As the Islamic State in Iraq and [Greater] Syria (ISIS) rolls through western and north central Iraq, seizing cities, towns and border crossings seemingly with little resistance, many military analysts - many of us with experience in Iraq - are asking the question, "Where is the Iraqi Army?" What happened to the force that we spent billions of dollars and countless man hours training and equipping.
As the Islamist fighters of ISIS approached Iraq's second largest city of Mosul (al-Mawsil), the Iraqi Army defenders appeared to collapse in the face of the jihadi fighters pouring into the country from their ISIS enclave in northern Syria. By most accounts, the soldiers deserted and headed south. What happened? Four of Iraq's 14 divisions simply evaporated?
I have to admit my surprise at the collapse of the Iraqi Army. In 1988 - the last year of the Iran-Iraq War - I served at the U.S. Embassy in Baghdad as a liaison officer to the Iraqi Army's military intelligence service. As part of my duties, I traveled to several battlefields and was able to observe the Iraqi Army in action.
After eight years of fighting, the Iraqi Army had developed into an effective force, at least in the context of the Middle East in the 1980s. They had an inflated sense of their own capabilities, which did not serve them well when confronted with the much better trained and equipped U.S. armed forces a few years later in Operation Desert Storm.
After the two crushing defeats at the hands of the Americans in 1991 and 2003, the Iraqi Army was essentially destroyed, not only as a fighting force, but as a social institution as well. Many Iraqi Army unit commanders had been recruited by American intelligence officers between 1991 and 2003 and had been convinced not to fight when the Americans invaded, with the promise that they and their soldiers would be part of the post-Saddam military. That effort served American forces well as they made the lightning thrust to Baghdad - U.S. senior commanders were aware of which units would not engage them.
Following the ill-advised disbanding of the Iraqi army in 2003 by Coalition Provisional Administrator Paul Bremer, a new Iraqi Army had to be built from scratch. (I will not go into the far-reaching ramifications of Bremer's disastrous decision to dismantle the military, security and intelligence services; I have decried that mistake in great detail since the day he did it.)
Given the abysmal performance of the new post-Saddam Iraqi Army over the past few weeks, it would appear that the huge investment in time and money on the part of the United States was wasted. An estimated $25 billion was spent training the Iraqis, not to mention the billions of arms ordered by the Iraqi government. Much of the equipment fell into disrepair after U.S. advisors and trainers left at the end of 2011. American-made military equipment deployed to western Iraq is now in the hands of ISIS - some of it has been moved to ISIS-controlled areas of Syria.

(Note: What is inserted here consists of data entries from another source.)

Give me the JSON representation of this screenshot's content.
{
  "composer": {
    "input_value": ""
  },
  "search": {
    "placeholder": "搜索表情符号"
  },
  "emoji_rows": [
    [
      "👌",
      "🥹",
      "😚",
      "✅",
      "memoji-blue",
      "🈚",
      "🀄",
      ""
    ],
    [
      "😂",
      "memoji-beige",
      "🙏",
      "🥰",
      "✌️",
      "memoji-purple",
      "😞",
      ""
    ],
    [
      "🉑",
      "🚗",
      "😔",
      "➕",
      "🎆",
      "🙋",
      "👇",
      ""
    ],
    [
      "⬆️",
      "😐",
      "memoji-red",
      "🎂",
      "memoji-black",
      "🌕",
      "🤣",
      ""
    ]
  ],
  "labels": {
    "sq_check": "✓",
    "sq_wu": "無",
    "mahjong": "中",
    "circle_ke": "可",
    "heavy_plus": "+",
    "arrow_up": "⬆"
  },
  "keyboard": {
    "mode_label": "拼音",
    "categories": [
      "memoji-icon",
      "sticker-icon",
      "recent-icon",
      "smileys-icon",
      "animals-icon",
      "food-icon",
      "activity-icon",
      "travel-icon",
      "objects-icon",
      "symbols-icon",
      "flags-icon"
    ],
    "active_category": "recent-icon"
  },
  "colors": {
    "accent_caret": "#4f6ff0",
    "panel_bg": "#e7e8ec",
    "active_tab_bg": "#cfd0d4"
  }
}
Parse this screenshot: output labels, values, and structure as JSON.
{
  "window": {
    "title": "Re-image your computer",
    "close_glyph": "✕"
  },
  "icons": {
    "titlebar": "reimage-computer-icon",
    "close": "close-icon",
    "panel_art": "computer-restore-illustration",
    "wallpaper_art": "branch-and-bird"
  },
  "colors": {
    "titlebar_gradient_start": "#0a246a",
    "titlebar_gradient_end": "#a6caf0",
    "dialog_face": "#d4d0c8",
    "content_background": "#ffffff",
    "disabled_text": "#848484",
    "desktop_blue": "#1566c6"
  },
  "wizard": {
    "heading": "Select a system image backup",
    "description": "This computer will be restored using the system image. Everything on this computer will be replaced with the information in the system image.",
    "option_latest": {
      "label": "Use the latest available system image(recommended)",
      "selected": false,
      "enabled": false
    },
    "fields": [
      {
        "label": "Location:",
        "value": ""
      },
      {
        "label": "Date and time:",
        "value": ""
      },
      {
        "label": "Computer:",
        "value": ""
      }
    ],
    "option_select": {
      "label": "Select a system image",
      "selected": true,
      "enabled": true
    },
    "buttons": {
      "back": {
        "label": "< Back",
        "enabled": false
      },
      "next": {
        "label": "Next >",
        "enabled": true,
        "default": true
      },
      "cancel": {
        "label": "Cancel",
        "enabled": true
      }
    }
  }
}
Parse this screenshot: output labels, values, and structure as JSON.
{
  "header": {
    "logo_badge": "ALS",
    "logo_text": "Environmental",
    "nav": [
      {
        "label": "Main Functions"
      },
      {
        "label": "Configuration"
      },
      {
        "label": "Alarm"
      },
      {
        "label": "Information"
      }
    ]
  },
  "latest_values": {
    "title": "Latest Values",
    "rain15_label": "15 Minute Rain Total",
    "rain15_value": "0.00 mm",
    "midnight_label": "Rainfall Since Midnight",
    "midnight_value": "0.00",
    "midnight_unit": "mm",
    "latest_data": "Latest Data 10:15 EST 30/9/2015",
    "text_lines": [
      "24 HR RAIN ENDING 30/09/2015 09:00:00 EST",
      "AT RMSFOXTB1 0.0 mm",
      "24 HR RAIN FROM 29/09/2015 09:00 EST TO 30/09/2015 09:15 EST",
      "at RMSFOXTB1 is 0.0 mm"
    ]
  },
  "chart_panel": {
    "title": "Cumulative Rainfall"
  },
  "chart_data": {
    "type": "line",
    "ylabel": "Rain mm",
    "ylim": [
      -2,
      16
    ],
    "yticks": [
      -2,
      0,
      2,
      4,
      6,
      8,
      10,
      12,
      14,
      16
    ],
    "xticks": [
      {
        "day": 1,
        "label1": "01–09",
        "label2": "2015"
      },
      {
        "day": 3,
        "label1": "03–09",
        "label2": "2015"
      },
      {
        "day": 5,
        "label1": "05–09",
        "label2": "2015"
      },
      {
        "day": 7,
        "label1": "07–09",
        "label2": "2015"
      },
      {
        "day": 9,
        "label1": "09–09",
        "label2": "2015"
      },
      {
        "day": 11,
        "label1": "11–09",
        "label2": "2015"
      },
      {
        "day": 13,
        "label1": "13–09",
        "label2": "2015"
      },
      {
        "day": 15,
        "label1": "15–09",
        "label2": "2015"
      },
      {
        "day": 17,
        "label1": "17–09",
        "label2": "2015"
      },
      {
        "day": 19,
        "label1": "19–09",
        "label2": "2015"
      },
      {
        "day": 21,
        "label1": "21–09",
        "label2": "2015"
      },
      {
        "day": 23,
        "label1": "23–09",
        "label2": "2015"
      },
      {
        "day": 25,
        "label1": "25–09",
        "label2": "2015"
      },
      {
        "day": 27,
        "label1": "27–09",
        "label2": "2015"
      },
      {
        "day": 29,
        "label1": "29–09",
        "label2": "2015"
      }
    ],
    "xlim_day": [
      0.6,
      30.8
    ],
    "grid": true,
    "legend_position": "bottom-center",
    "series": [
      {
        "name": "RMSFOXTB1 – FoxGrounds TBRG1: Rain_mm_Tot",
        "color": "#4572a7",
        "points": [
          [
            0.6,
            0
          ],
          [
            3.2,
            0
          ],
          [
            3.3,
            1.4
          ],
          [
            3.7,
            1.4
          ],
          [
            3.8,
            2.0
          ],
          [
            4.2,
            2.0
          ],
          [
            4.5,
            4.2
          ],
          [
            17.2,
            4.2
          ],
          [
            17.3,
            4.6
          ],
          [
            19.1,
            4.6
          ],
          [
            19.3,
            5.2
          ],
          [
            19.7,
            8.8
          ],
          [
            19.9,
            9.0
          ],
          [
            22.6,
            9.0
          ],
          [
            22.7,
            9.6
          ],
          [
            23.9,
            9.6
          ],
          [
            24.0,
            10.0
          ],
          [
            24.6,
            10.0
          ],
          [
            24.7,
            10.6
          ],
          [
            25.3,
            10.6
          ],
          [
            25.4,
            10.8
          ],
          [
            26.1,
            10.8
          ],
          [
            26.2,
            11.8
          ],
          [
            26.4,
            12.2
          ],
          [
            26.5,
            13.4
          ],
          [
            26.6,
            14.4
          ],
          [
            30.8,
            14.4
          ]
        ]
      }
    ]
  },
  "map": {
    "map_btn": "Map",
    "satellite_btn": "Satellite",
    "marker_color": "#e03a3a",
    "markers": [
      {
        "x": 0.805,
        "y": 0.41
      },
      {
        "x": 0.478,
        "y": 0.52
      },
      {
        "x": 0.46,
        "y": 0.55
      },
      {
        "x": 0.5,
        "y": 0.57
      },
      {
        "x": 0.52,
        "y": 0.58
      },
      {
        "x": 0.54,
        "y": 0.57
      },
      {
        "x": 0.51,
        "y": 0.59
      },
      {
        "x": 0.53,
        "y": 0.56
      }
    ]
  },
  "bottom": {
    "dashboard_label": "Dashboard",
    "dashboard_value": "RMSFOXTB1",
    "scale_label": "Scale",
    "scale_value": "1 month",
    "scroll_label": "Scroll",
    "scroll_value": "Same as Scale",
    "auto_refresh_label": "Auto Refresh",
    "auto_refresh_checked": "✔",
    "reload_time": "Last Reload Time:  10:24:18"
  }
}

So what happened?
There are numerous reasons for the poor performance and abysmal state of the Iraqi Army. First, when the United States withdrew its troops in late 2011, the training of Iraqi troops had barely reached the battalion level. This is critical, since the basic combat formation of most armies, including Iraq's, is the brigade. When deployed to the field, the units were not thoroughly trained in working at that level. (Note: I have already made my thoughts known about the effects of the American withdrawal in 2011.)
Soon after the removal of American troops, whose presence had provided a useful set of eyes and ears on the ground throughout the country, especially in the military and security forces, the Shi'a-dominated government of Prime Minister Nuri al-Maliki began to systematically remove the competent military commanders - many of them Sunni Muslims - and replace them with his Shi'a cronies.
Military forces in many countries are more than just armed forces, they are social institutions. In poorer countries, they are also a source of money - weapons and the associated materials of war are expensive. There is a lot of potential for graft and corruption - I am told by many of my Iraqi contacts that this is exactly what happened. The Iraqi Army began a downward spiral from an army in the making to a third-world military rife with corruption.
The quality of the rank and file Iraqi soldier soon became irrelevant. In military service, the key ingredient is leadership. A mediocre army with good leadership can accomplish difficult missions; a good army with mediocre leadership can be defeated. I think we have just witnessed the latter.
I will watch with interest as the American officers make their assessment of just how broken the Iraqi armed forces are now. It may not be fixable in the time required to prevent ISIS from becoming established in the western part of Iraq.